■ **How to complete this task**: Retype all of the data that follows, line for line.

■ **Exercise materials**:
◇ ◇ ◇ ◇ ◇

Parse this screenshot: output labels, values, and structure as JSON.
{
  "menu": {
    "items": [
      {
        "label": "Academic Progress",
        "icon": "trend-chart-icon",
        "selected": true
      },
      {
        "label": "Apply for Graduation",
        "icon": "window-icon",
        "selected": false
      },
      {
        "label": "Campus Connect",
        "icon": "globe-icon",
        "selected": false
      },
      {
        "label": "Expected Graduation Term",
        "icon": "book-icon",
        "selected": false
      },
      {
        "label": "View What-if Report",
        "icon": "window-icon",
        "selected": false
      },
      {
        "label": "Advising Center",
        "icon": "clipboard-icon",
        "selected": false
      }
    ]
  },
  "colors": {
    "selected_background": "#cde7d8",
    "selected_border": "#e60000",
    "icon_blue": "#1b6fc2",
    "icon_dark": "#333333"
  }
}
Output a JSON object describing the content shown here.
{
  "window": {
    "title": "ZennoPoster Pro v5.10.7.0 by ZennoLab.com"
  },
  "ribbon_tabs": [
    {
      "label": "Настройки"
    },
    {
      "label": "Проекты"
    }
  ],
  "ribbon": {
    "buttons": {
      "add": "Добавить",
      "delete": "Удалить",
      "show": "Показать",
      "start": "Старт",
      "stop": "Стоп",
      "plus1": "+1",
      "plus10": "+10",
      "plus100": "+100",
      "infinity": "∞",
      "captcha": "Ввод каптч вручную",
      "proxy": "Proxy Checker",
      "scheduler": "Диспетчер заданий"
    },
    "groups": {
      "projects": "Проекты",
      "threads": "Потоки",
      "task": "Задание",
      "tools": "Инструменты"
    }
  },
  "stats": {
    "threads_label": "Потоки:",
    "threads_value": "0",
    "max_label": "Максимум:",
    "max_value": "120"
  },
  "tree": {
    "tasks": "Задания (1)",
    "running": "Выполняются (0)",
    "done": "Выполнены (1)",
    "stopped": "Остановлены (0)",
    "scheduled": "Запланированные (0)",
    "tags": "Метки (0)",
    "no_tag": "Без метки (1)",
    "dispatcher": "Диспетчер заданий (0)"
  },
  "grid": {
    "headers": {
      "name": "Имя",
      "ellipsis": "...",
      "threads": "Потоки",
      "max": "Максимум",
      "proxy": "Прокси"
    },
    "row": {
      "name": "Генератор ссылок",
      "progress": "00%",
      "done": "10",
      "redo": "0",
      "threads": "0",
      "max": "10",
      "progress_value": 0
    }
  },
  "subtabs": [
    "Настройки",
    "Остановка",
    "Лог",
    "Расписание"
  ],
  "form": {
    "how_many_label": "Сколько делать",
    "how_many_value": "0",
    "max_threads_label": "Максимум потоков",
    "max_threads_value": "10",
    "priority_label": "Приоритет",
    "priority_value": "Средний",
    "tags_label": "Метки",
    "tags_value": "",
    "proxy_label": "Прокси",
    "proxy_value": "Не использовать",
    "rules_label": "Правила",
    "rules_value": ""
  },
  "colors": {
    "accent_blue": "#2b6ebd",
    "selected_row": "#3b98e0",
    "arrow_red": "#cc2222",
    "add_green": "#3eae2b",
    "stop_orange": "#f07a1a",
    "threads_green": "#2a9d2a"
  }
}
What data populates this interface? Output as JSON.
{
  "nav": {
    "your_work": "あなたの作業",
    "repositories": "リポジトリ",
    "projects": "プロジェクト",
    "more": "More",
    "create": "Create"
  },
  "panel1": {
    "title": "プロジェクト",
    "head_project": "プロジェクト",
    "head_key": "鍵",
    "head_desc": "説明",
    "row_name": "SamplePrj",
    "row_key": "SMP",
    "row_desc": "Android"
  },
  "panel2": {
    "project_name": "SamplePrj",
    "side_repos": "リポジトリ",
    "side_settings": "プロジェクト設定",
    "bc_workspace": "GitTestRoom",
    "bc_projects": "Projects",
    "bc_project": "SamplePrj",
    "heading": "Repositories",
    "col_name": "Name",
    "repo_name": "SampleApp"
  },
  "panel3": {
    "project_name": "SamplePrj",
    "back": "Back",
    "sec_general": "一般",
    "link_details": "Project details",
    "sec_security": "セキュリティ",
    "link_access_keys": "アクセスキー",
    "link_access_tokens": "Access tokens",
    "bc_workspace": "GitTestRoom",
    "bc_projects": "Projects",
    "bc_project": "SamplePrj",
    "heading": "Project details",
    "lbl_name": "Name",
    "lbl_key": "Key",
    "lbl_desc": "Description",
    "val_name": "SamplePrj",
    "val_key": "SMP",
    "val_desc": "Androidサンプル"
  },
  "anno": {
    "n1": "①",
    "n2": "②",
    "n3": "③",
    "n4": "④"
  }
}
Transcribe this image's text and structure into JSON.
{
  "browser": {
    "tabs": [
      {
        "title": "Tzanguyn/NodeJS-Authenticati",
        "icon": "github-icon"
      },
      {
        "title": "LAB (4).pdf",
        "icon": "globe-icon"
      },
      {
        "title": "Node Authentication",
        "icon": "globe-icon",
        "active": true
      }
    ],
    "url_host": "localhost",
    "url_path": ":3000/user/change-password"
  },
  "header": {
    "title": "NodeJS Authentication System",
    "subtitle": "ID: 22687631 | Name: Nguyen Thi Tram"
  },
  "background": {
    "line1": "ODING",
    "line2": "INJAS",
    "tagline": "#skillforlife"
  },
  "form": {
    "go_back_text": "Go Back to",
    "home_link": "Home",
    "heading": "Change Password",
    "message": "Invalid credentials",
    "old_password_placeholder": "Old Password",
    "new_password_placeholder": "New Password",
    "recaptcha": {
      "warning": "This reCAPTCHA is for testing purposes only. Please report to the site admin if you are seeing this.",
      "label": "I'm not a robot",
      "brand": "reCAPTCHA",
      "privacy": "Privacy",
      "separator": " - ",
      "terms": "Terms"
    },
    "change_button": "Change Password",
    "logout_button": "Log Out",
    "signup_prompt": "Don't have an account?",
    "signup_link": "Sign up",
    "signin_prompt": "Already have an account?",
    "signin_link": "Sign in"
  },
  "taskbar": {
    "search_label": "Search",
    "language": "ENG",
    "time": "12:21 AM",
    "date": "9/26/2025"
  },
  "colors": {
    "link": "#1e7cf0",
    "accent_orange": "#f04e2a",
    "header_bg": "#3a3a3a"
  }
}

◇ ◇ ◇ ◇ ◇

■ **Task answer**:
Parse this screenshot: output labels, values, and structure as JSON.
{
  "menu": {
    "items": [
      {
        "label": "Academic Progress",
        "icon": "trend-chart-icon",
        "selected": true
      },
      {
        "label": "Apply for Graduation",
        "icon": "window-icon",
        "selected": false
      },
      {
        "label": "Campus Connect",
        "icon": "globe-icon",
        "selected": false
      },
      {
        "label": "Expected Graduation Term",
        "icon": "book-icon",
        "selected": false
      },
      {
        "label": "View What-if Report",
        "icon": "window-icon",
        "selected": false
      },
      {
        "label": "Advising Center",
        "icon": "clipboard-icon",
        "selected": false
      }
    ]
  },
  "colors": {
    "selected_background": "#cde7d8",
    "selected_border": "#e60000",
    "icon_blue": "#1b6fc2",
    "icon_dark": "#333333"
  }
}
Output a JSON object describing the content shown here.
{
  "window": {
    "title": "ZennoPoster Pro v5.10.7.0 by ZennoLab.com"
  },
  "ribbon_tabs": [
    {
      "label": "Настройки"
    },
    {
      "label": "Проекты"
    }
  ],
  "ribbon": {
    "buttons": {
      "add": "Добавить",
      "delete": "Удалить",
      "show": "Показать",
      "start": "Старт",
      "stop": "Стоп",
      "plus1": "+1",
      "plus10": "+10",
      "plus100": "+100",
      "infinity": "∞",
      "captcha": "Ввод каптч вручную",
      "proxy": "Proxy Checker",
      "scheduler": "Диспетчер заданий"
    },
    "groups": {
      "projects": "Проекты",
      "threads": "Потоки",
      "task": "Задание",
      "tools": "Инструменты"
    }
  },
  "stats": {
    "threads_label": "Потоки:",
    "threads_value": "0",
    "max_label": "Максимум:",
    "max_value": "120"
  },
  "tree": {
    "tasks": "Задания (1)",
    "running": "Выполняются (0)",
    "done": "Выполнены (1)",
    "stopped": "Остановлены (0)",
    "scheduled": "Запланированные (0)",
    "tags": "Метки (0)",
    "no_tag": "Без метки (1)",
    "dispatcher": "Диспетчер заданий (0)"
  },
  "grid": {
    "headers": {
      "name": "Имя",
      "ellipsis": "...",
      "threads": "Потоки",
      "max": "Максимум",
      "proxy": "Прокси"
    },
    "row": {
      "name": "Генератор ссылок",
      "progress": "00%",
      "done": "10",
      "redo": "0",
      "threads": "0",
      "max": "10",
      "progress_value": 0
    }
  },
  "subtabs": [
    "Настройки",
    "Остановка",
    "Лог",
    "Расписание"
  ],
  "form": {
    "how_many_label": "Сколько делать",
    "how_many_value": "0",
    "max_threads_label": "Максимум потоков",
    "max_threads_value": "10",
    "priority_label": "Приоритет",
    "priority_value": "Средний",
    "tags_label": "Метки",
    "tags_value": "",
    "proxy_label": "Прокси",
    "proxy_value": "Не использовать",
    "rules_label": "Правила",
    "rules_value": ""
  },
  "colors": {
    "accent_blue": "#2b6ebd",
    "selected_row": "#3b98e0",
    "arrow_red": "#cc2222",
    "add_green": "#3eae2b",
    "stop_orange": "#f07a1a",
    "threads_green": "#2a9d2a"
  }
}
What data populates this interface? Output as JSON.
{
  "nav": {
    "your_work": "あなたの作業",
    "repositories": "リポジトリ",
    "projects": "プロジェクト",
    "more": "More",
    "create": "Create"
  },
  "panel1": {
    "title": "プロジェクト",
    "head_project": "プロジェクト",
    "head_key": "鍵",
    "head_desc": "説明",
    "row_name": "SamplePrj",
    "row_key": "SMP",
    "row_desc": "Android"
  },
  "panel2": {
    "project_name": "SamplePrj",
    "side_repos": "リポジトリ",
    "side_settings": "プロジェクト設定",
    "bc_workspace": "GitTestRoom",
    "bc_projects": "Projects",
    "bc_project": "SamplePrj",
    "heading": "Repositories",
    "col_name": "Name",
    "repo_name": "SampleApp"
  },
  "panel3": {
    "project_name": "SamplePrj",
    "back": "Back",
    "sec_general": "一般",
    "link_details": "Project details",
    "sec_security": "セキュリティ",
    "link_access_keys": "アクセスキー",
    "link_access_tokens": "Access tokens",
    "bc_workspace": "GitTestRoom",
    "bc_projects": "Projects",
    "bc_project": "SamplePrj",
    "heading": "Project details",
    "lbl_name": "Name",
    "lbl_key": "Key",
    "lbl_desc": "Description",
    "val_name": "SamplePrj",
    "val_key": "SMP",
    "val_desc": "Androidサンプル"
  },
  "anno": {
    "n1": "①",
    "n2": "②",
    "n3": "③",
    "n4": "④"
  }
}
Transcribe this image's text and structure into JSON.
{
  "browser": {
    "tabs": [
      {
        "title": "Tzanguyn/NodeJS-Authenticati",
        "icon": "github-icon"
      },
      {
        "title": "LAB (4).pdf",
        "icon": "globe-icon"
      },
      {
        "title": "Node Authentication",
        "icon": "globe-icon",
        "active": true
      }
    ],
    "url_host": "localhost",
    "url_path": ":3000/user/change-password"
  },
  "header": {
    "title": "NodeJS Authentication System",
    "subtitle": "ID: 22687631 | Name: Nguyen Thi Tram"
  },
  "background": {
    "line1": "ODING",
    "line2": "INJAS",
    "tagline": "#skillforlife"
  },
  "form": {
    "go_back_text": "Go Back to",
    "home_link": "Home",
    "heading": "Change Password",
    "message": "Invalid credentials",
    "old_password_placeholder": "Old Password",
    "new_password_placeholder": "New Password",
    "recaptcha": {
      "warning": "This reCAPTCHA is for testing purposes only. Please report to the site admin if you are seeing this.",
      "label": "I'm not a robot",
      "brand": "reCAPTCHA",
      "privacy": "Privacy",
      "separator": " - ",
      "terms": "Terms"
    },
    "change_button": "Change Password",
    "logout_button": "Log Out",
    "signup_prompt": "Don't have an account?",
    "signup_link": "Sign up",
    "signin_prompt": "Already have an account?",
    "signin_link": "Sign in"
  },
  "taskbar": {
    "search_label": "Search",
    "language": "ENG",
    "time": "12:21 AM",
    "date": "9/26/2025"
  },
  "colors": {
    "link": "#1e7cf0",
    "accent_orange": "#f04e2a",
    "header_bg": "#3a3a3a"
  }
}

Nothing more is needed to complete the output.